━━━ Information provided
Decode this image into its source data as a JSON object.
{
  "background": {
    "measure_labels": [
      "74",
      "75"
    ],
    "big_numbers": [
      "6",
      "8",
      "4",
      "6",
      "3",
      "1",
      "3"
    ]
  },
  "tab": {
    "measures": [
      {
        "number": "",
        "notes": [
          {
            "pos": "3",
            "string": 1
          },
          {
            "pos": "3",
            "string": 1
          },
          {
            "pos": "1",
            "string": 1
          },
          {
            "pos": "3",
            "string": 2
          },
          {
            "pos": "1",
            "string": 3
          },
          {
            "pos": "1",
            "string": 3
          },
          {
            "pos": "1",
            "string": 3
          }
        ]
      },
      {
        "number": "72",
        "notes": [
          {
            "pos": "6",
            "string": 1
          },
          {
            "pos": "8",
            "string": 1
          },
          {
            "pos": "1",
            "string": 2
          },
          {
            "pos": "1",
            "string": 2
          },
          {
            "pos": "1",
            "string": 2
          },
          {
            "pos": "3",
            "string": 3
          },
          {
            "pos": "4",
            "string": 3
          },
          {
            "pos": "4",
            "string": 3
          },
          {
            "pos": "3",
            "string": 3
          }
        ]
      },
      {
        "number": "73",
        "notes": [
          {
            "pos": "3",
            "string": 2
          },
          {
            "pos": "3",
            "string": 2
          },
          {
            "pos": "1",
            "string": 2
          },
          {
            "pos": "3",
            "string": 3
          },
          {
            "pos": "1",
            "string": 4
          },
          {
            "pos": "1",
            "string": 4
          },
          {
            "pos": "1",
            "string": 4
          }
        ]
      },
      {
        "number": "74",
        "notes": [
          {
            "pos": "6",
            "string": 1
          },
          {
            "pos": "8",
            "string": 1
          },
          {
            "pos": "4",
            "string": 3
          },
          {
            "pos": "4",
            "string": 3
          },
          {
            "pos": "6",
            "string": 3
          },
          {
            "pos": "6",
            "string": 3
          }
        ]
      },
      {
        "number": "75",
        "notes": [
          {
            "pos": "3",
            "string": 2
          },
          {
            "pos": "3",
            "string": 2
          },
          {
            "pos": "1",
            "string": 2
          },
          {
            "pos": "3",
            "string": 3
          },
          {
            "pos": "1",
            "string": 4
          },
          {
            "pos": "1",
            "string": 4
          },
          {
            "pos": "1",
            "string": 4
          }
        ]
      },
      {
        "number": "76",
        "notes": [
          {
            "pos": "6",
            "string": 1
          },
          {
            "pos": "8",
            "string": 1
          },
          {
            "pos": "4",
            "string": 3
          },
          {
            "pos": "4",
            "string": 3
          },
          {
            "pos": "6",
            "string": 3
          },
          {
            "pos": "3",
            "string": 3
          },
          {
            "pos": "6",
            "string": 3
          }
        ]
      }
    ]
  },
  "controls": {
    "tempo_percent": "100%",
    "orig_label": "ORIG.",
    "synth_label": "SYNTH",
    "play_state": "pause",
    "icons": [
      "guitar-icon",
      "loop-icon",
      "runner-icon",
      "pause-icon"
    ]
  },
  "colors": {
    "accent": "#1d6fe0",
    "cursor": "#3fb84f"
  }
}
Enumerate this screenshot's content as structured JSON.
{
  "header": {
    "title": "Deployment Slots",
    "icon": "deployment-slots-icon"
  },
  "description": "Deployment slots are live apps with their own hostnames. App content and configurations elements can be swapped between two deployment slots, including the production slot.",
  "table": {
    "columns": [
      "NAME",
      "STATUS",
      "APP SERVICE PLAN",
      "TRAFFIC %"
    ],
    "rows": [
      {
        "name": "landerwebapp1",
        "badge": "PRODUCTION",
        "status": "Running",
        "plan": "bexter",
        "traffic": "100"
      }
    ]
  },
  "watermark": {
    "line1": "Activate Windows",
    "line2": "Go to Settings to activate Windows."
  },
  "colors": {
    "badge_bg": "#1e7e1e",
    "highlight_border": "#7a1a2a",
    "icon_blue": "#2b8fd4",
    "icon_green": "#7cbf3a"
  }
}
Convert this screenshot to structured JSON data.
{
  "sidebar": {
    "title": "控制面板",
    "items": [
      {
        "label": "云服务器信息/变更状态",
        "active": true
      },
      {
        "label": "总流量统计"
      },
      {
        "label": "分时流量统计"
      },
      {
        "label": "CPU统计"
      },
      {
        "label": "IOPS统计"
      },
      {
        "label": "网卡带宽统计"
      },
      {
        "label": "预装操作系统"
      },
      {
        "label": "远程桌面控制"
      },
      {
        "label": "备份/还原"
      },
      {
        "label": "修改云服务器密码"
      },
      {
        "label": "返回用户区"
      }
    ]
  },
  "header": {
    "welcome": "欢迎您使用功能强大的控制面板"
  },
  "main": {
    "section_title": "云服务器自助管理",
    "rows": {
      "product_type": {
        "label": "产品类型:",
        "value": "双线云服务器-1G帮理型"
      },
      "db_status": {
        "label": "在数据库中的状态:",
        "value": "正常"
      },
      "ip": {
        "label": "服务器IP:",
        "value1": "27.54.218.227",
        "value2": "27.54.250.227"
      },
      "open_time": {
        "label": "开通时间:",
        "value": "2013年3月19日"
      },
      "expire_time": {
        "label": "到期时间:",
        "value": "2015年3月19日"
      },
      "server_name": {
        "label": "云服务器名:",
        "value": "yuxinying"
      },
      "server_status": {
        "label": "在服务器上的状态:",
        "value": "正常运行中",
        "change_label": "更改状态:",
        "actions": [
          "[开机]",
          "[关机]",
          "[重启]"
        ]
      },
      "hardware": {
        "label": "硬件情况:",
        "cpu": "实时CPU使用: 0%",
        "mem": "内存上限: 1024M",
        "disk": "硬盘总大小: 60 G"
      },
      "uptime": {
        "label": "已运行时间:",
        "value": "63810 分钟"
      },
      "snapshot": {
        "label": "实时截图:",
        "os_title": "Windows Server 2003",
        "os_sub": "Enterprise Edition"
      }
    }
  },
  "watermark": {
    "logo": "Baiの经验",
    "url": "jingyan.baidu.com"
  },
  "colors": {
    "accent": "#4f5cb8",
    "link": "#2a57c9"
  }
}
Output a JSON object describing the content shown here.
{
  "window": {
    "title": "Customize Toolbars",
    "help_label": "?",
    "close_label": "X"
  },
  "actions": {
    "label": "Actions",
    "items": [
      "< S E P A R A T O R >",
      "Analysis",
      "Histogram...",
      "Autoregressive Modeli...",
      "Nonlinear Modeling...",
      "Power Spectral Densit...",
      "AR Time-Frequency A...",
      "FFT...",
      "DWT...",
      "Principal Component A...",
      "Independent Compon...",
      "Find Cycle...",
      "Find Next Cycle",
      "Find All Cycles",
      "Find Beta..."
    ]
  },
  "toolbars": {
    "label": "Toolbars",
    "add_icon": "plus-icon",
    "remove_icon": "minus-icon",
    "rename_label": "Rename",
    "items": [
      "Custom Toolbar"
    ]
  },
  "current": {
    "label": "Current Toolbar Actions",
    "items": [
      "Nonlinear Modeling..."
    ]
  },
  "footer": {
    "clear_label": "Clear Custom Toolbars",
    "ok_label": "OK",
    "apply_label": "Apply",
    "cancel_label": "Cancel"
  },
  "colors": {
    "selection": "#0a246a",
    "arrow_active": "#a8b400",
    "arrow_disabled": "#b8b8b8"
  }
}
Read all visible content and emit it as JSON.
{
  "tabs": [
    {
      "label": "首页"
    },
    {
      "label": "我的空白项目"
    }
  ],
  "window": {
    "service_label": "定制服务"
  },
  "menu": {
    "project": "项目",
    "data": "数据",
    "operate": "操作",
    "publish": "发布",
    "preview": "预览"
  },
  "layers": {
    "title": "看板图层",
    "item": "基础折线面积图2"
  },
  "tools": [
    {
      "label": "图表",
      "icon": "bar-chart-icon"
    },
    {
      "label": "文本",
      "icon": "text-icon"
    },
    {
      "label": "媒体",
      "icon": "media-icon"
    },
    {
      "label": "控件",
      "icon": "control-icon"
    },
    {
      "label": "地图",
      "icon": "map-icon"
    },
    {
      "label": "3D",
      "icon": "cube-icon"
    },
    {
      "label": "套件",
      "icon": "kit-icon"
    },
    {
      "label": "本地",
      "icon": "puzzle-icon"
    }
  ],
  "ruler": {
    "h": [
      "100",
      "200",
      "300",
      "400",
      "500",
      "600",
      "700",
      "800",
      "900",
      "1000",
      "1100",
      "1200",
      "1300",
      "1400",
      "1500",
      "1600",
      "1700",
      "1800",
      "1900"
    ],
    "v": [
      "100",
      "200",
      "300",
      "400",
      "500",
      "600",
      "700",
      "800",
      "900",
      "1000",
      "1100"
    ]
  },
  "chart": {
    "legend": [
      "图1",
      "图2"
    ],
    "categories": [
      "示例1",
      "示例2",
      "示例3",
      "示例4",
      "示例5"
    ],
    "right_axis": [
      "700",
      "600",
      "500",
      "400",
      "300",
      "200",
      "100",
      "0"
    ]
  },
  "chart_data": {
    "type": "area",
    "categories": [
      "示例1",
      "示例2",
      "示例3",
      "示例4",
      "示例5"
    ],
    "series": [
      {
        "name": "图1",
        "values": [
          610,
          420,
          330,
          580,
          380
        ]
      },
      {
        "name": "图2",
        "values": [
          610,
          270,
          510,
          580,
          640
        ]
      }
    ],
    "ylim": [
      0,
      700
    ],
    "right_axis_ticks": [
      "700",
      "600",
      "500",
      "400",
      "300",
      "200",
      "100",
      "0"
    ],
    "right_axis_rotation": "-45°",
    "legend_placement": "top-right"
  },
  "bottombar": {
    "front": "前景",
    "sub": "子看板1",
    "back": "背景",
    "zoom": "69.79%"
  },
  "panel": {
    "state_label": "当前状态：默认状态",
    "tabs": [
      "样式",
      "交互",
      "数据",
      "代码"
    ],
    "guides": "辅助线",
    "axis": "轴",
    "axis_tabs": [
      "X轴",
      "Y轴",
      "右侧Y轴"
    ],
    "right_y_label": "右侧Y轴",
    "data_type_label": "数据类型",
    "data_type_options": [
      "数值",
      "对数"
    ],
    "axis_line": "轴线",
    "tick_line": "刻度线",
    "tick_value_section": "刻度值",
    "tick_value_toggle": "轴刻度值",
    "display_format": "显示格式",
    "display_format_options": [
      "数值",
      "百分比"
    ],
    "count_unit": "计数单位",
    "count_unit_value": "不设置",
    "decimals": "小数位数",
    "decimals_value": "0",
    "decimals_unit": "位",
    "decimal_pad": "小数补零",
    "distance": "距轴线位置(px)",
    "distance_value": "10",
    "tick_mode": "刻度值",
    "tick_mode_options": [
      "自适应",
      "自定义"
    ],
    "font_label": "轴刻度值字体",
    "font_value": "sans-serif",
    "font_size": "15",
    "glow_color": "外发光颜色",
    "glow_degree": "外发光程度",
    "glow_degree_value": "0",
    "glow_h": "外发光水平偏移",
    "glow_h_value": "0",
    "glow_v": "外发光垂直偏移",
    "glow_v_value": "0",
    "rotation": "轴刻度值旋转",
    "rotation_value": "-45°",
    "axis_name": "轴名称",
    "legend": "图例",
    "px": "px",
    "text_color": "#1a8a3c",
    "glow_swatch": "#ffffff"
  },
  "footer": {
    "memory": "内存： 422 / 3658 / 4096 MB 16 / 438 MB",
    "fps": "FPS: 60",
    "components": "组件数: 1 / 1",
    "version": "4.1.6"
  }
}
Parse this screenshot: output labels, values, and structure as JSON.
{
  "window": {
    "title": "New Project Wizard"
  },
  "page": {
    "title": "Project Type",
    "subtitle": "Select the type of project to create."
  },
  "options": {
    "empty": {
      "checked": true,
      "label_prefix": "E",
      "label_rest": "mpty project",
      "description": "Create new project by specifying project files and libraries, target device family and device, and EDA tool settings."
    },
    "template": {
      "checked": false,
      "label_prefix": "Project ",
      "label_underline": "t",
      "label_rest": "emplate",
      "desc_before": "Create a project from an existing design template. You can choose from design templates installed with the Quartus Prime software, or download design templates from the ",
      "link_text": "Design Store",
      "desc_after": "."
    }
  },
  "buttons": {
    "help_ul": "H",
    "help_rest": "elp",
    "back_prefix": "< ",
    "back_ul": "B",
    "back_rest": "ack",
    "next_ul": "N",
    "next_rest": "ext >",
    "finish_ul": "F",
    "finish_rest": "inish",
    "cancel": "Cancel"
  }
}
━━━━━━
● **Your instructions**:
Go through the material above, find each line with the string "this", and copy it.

● **Reply to the task**:
Decode this image into its source data as a JSON object.
Enumerate this screenshot's content as structured JSON.
Convert this screenshot to structured JSON data.
Parse this screenshot: output labels, values, and structure as JSON.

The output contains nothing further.